▼
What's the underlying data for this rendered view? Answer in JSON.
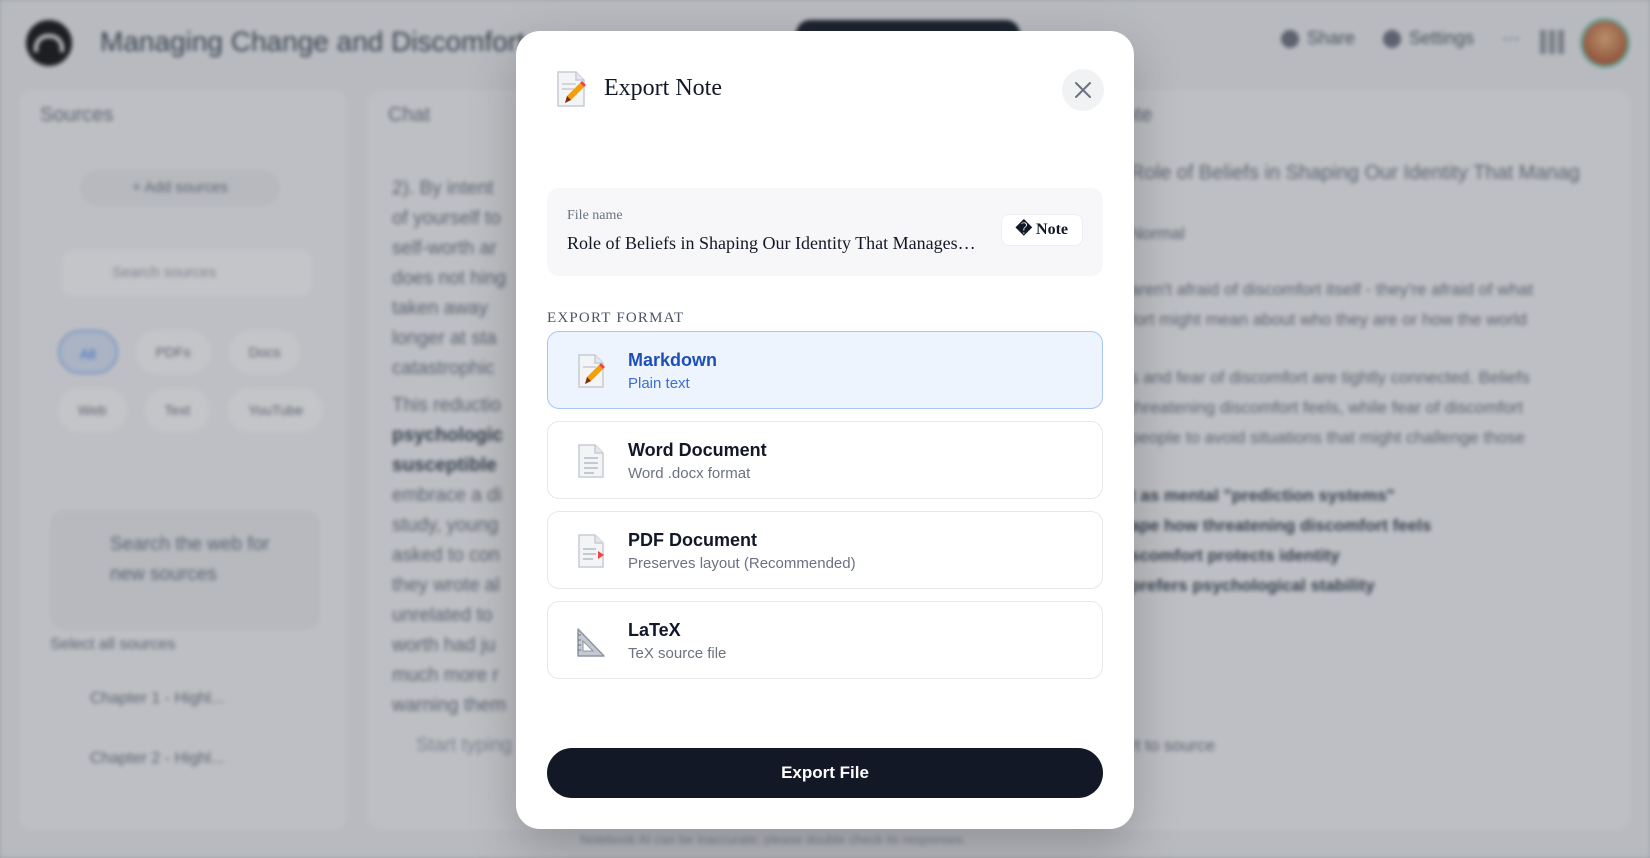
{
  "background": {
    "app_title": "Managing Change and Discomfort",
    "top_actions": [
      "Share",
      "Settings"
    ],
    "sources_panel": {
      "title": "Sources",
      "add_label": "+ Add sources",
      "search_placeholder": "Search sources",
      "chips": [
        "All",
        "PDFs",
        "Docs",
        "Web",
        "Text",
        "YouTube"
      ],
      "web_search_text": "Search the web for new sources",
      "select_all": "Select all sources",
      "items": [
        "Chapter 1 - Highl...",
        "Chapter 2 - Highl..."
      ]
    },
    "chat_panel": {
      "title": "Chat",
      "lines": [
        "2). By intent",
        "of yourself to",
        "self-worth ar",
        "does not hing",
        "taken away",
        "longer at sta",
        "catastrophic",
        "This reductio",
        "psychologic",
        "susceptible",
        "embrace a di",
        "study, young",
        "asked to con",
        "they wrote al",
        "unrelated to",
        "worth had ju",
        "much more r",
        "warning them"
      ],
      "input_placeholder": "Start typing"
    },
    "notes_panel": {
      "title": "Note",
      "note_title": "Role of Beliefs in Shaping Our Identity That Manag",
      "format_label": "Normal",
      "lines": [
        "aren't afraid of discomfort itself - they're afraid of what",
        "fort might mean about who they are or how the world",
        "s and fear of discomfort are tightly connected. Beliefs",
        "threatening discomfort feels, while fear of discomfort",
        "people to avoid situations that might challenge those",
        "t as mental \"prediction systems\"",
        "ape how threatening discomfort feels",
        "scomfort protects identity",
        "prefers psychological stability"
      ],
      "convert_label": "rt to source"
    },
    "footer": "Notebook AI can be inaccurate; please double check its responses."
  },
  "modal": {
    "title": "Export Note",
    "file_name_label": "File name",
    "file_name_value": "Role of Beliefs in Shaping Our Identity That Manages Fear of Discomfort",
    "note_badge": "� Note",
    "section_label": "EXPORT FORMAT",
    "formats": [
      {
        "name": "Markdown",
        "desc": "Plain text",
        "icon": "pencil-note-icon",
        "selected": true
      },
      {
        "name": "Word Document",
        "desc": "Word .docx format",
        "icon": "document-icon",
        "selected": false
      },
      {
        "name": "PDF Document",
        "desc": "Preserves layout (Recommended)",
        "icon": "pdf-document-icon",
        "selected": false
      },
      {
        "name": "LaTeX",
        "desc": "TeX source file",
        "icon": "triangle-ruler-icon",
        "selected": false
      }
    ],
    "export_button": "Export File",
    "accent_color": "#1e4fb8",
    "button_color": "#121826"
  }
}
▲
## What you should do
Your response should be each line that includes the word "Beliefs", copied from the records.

## Output for this task
      "note_title": "Role of Beliefs in Shaping Our Identity That Manag",
        "s and fear of discomfort are tightly connected. Beliefs",
    "file_name_value": "Role of Beliefs in Shaping Our Identity That Manages Fear of Discomfort",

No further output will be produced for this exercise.